Records drawn from a dataset:
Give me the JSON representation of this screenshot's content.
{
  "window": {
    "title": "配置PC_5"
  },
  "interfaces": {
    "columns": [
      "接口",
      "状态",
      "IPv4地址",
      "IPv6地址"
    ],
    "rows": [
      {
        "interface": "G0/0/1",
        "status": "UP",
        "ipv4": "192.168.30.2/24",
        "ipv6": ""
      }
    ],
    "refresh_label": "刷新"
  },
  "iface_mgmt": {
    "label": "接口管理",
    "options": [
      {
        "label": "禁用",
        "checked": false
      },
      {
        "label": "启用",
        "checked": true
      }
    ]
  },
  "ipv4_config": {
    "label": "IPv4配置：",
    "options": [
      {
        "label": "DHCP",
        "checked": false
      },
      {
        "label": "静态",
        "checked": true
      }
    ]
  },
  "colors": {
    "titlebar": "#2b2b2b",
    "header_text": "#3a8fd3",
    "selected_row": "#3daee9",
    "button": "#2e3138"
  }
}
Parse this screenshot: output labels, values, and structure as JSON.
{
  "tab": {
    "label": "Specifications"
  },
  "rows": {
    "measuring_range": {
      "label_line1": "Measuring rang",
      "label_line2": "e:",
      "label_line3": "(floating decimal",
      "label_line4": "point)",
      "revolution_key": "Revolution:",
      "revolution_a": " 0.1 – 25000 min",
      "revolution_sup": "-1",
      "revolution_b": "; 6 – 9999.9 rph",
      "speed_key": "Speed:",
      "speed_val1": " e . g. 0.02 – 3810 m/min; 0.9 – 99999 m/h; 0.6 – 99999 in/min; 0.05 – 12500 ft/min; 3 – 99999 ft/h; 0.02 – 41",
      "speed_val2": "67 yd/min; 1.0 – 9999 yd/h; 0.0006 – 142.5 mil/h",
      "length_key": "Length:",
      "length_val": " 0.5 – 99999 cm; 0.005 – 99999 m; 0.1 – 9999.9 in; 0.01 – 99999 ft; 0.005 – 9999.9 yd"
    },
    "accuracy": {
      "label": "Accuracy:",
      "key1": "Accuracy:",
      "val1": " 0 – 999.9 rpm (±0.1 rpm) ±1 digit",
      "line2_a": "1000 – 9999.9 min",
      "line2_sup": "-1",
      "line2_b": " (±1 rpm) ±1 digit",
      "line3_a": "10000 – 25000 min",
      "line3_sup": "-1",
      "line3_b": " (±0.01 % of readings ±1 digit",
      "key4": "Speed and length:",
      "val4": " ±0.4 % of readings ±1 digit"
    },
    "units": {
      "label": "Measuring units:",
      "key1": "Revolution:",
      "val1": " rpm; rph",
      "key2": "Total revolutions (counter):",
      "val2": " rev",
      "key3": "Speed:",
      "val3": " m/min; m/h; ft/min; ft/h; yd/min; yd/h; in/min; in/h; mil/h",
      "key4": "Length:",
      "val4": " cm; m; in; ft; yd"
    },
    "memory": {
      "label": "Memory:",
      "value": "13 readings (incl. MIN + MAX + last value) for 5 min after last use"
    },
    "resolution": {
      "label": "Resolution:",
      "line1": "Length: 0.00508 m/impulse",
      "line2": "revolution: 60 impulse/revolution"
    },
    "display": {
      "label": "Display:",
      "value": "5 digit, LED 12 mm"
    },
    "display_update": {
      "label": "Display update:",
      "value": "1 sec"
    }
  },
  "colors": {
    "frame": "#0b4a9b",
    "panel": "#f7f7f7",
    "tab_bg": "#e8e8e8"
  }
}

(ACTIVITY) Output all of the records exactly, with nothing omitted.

(WRITTEN REPLY)
Give me the JSON representation of this screenshot's content.
{
  "window": {
    "title": "配置PC_5"
  },
  "interfaces": {
    "columns": [
      "接口",
      "状态",
      "IPv4地址",
      "IPv6地址"
    ],
    "rows": [
      {
        "interface": "G0/0/1",
        "status": "UP",
        "ipv4": "192.168.30.2/24",
        "ipv6": ""
      }
    ],
    "refresh_label": "刷新"
  },
  "iface_mgmt": {
    "label": "接口管理",
    "options": [
      {
        "label": "禁用",
        "checked": false
      },
      {
        "label": "启用",
        "checked": true
      }
    ]
  },
  "ipv4_config": {
    "label": "IPv4配置：",
    "options": [
      {
        "label": "DHCP",
        "checked": false
      },
      {
        "label": "静态",
        "checked": true
      }
    ]
  },
  "colors": {
    "titlebar": "#2b2b2b",
    "header_text": "#3a8fd3",
    "selected_row": "#3daee9",
    "button": "#2e3138"
  }
}
Parse this screenshot: output labels, values, and structure as JSON.
{
  "tab": {
    "label": "Specifications"
  },
  "rows": {
    "measuring_range": {
      "label_line1": "Measuring rang",
      "label_line2": "e:",
      "label_line3": "(floating decimal",
      "label_line4": "point)",
      "revolution_key": "Revolution:",
      "revolution_a": " 0.1 – 25000 min",
      "revolution_sup": "-1",
      "revolution_b": "; 6 – 9999.9 rph",
      "speed_key": "Speed:",
      "speed_val1": " e . g. 0.02 – 3810 m/min; 0.9 – 99999 m/h; 0.6 – 99999 in/min; 0.05 – 12500 ft/min; 3 – 99999 ft/h; 0.02 – 41",
      "speed_val2": "67 yd/min; 1.0 – 9999 yd/h; 0.0006 – 142.5 mil/h",
      "length_key": "Length:",
      "length_val": " 0.5 – 99999 cm; 0.005 – 99999 m; 0.1 – 9999.9 in; 0.01 – 99999 ft; 0.005 – 9999.9 yd"
    },
    "accuracy": {
      "label": "Accuracy:",
      "key1": "Accuracy:",
      "val1": " 0 – 999.9 rpm (±0.1 rpm) ±1 digit",
      "line2_a": "1000 – 9999.9 min",
      "line2_sup": "-1",
      "line2_b": " (±1 rpm) ±1 digit",
      "line3_a": "10000 – 25000 min",
      "line3_sup": "-1",
      "line3_b": " (±0.01 % of readings ±1 digit",
      "key4": "Speed and length:",
      "val4": " ±0.4 % of readings ±1 digit"
    },
    "units": {
      "label": "Measuring units:",
      "key1": "Revolution:",
      "val1": " rpm; rph",
      "key2": "Total revolutions (counter):",
      "val2": " rev",
      "key3": "Speed:",
      "val3": " m/min; m/h; ft/min; ft/h; yd/min; yd/h; in/min; in/h; mil/h",
      "key4": "Length:",
      "val4": " cm; m; in; ft; yd"
    },
    "memory": {
      "label": "Memory:",
      "value": "13 readings (incl. MIN + MAX + last value) for 5 min after last use"
    },
    "resolution": {
      "label": "Resolution:",
      "line1": "Length: 0.00508 m/impulse",
      "line2": "revolution: 60 impulse/revolution"
    },
    "display": {
      "label": "Display:",
      "value": "5 digit, LED 12 mm"
    },
    "display_update": {
      "label": "Display update:",
      "value": "1 sec"
    }
  },
  "colors": {
    "frame": "#0b4a9b",
    "panel": "#f7f7f7",
    "tab_bg": "#e8e8e8"
  }
}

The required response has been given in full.